We walked further down to remaining sites, each capturing beauty in its own right and wonders stirring as to the meanings beyond our knowledge. Hitchhiking down to Cristo Blanco while approaching our destination hundreds of kites pierce the sky as children run and gusts carry these wind vessels in brightly colored variations through the heavens. While a statue of Christ pure white and tall in stature stands with arms open to the valley below. In the shape of a cross which can be seen all over Cusco stands out as this Christian figure has emerged among the Inca Gods which are depicted throughout his surroundings as ruins dating back hundreds of years are found only a couple hundred feet away. The sun begins to set blades of grass shimmer in gold and leaves on trees soak in the rays of the sun. Deep colors penetrate the horizon with rolling hills and mountains become shadows against the sky. We play among the Inca ruins as Darren imitates sacrificial rituals of giving Carmen to the gods, a maze of walkways through stones so grand in stature that it makes you wonder how they were placed so perfectly together, two Chilean boys ask to pose with me for a picture as an elder man explains an abstract carving of a serpent in the stone wall.
The sun drops deeper beyond the mountains as we become more secluded from the world around us, people have already left the ruins for the city below as we attempt to head in the direction of the center of town, amazing views of dimly lit roads and church spires, shadows of people walking along, an old building walls while Carmen and Darren chat up ahead so many images capture my attention as I attempt to properly portray them in each scene and angle of photographic images depicting my point-of-view of clandestine nights in Cusco. Wooden posts hold up old city walls as they are angled against the structure embracing the building so it can continue to stand for future generations to see. Darren is off to his hostel as we thank him for joining us and exchange information, it is always amazing to meet new people and develop new friendships with those who enjoy traveling just as much as yours truly.

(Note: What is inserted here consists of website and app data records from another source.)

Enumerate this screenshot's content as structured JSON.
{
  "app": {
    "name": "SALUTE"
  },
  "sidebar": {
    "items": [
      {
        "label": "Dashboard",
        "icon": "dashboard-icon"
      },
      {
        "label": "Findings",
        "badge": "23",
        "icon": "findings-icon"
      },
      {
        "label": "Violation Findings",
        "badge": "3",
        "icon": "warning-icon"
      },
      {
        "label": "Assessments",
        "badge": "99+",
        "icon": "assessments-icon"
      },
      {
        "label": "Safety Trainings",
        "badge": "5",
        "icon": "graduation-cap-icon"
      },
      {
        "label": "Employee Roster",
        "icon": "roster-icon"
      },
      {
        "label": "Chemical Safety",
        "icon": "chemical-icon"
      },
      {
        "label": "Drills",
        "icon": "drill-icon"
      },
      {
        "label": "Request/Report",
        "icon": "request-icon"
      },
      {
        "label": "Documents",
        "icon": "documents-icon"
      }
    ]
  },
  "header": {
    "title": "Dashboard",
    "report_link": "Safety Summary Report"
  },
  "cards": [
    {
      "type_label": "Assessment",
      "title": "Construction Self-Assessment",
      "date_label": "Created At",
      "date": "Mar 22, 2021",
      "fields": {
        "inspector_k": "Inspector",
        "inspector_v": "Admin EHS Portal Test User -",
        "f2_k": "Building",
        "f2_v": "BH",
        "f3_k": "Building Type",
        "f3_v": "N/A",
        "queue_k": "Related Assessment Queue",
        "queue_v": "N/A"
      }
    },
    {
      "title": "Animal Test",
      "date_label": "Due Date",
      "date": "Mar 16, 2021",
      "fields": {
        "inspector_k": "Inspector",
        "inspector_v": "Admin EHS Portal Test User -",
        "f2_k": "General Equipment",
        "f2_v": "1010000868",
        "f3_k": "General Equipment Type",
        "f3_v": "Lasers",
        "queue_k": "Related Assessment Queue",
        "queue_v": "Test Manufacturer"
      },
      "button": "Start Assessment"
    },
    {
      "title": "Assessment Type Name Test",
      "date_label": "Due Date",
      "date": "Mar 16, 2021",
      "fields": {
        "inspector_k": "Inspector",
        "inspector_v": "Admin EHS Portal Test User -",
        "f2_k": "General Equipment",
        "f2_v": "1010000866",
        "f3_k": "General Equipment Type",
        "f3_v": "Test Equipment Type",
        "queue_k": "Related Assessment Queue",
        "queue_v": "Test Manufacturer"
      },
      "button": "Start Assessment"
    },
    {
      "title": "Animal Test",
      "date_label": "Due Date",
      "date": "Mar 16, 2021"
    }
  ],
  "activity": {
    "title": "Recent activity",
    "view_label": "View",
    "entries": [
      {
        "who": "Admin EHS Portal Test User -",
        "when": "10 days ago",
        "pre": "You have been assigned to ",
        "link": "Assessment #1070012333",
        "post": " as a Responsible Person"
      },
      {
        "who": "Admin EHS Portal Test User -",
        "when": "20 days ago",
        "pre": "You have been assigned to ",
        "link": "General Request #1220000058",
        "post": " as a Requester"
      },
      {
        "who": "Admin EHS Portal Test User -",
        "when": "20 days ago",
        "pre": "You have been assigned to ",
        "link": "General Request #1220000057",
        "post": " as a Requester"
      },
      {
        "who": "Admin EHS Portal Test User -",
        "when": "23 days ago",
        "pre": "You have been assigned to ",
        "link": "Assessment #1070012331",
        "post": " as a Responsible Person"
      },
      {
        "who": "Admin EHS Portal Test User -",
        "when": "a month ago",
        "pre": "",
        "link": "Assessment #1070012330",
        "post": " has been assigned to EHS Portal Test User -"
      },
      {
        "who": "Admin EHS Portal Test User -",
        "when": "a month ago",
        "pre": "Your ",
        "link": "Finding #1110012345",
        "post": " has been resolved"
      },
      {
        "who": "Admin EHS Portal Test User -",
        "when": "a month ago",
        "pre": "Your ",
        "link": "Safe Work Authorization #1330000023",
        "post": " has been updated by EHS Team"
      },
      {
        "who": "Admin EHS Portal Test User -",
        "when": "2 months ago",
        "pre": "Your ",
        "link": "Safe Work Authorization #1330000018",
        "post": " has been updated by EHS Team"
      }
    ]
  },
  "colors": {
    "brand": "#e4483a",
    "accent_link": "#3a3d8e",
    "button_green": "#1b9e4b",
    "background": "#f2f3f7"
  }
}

Alpaca skewers grilled to perfection on makeshift grills along roadsides, topped with a potato and amazing seasonings which filled me up before our enduring trek up the hillside to our hostel. Celebrations fill the parks as family and friends embrace life through food and celebration. Tomorrow is a big day as we leave at 5am for the first day of our Salkantay trek through the Andes to Manchu Picchu.
Cusco by night upon descending the hillside to the city below. And fear not the unknown as we embrace the cuisine that Peru is know for!